THE PROBLEM. Print the full listing below exactly, keeping every character as it stands.

RECORDS FOR THE EXERCISE.
=== Begin Enclosure ===

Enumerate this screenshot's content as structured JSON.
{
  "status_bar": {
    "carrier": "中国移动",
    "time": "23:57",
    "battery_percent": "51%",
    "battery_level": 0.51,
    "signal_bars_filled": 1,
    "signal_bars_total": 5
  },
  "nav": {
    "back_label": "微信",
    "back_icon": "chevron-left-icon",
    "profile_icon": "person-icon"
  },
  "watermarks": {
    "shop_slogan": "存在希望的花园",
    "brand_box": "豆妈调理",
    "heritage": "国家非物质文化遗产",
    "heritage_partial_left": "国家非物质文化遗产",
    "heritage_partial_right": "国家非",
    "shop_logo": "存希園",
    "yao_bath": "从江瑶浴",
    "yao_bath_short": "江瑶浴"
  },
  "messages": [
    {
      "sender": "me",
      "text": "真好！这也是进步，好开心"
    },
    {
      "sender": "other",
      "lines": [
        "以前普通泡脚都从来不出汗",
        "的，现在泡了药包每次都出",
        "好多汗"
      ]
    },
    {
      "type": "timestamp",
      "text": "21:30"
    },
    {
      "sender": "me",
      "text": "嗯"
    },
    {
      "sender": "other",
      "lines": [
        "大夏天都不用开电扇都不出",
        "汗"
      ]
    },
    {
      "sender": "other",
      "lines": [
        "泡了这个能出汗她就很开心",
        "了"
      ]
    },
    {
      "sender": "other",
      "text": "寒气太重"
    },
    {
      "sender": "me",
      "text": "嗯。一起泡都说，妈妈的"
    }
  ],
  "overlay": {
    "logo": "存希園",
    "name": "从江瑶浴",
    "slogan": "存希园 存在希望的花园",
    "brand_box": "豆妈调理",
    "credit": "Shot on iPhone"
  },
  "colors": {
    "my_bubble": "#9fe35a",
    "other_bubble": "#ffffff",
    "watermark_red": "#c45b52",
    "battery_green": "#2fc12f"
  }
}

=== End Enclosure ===

OUTPUT OF THE TASK.
Enumerate this screenshot's content as structured JSON.
{
  "status_bar": {
    "carrier": "中国移动",
    "time": "23:57",
    "battery_percent": "51%",
    "battery_level": 0.51,
    "signal_bars_filled": 1,
    "signal_bars_total": 5
  },
  "nav": {
    "back_label": "微信",
    "back_icon": "chevron-left-icon",
    "profile_icon": "person-icon"
  },
  "watermarks": {
    "shop_slogan": "存在希望的花园",
    "brand_box": "豆妈调理",
    "heritage": "国家非物质文化遗产",
    "heritage_partial_left": "国家非物质文化遗产",
    "heritage_partial_right": "国家非",
    "shop_logo": "存希園",
    "yao_bath": "从江瑶浴",
    "yao_bath_short": "江瑶浴"
  },
  "messages": [
    {
      "sender": "me",
      "text": "真好！这也是进步，好开心"
    },
    {
      "sender": "other",
      "lines": [
        "以前普通泡脚都从来不出汗",
        "的，现在泡了药包每次都出",
        "好多汗"
      ]
    },
    {
      "type": "timestamp",
      "text": "21:30"
    },
    {
      "sender": "me",
      "text": "嗯"
    },
    {
      "sender": "other",
      "lines": [
        "大夏天都不用开电扇都不出",
        "汗"
      ]
    },
    {
      "sender": "other",
      "lines": [
        "泡了这个能出汗她就很开心",
        "了"
      ]
    },
    {
      "sender": "other",
      "text": "寒气太重"
    },
    {
      "sender": "me",
      "text": "嗯。一起泡都说，妈妈的"
    }
  ],
  "overlay": {
    "logo": "存希園",
    "name": "从江瑶浴",
    "slogan": "存希园 存在希望的花园",
    "brand_box": "豆妈调理",
    "credit": "Shot on iPhone"
  },
  "colors": {
    "my_bubble": "#9fe35a",
    "other_bubble": "#ffffff",
    "watermark_red": "#c45b52",
    "battery_green": "#2fc12f"
  }
}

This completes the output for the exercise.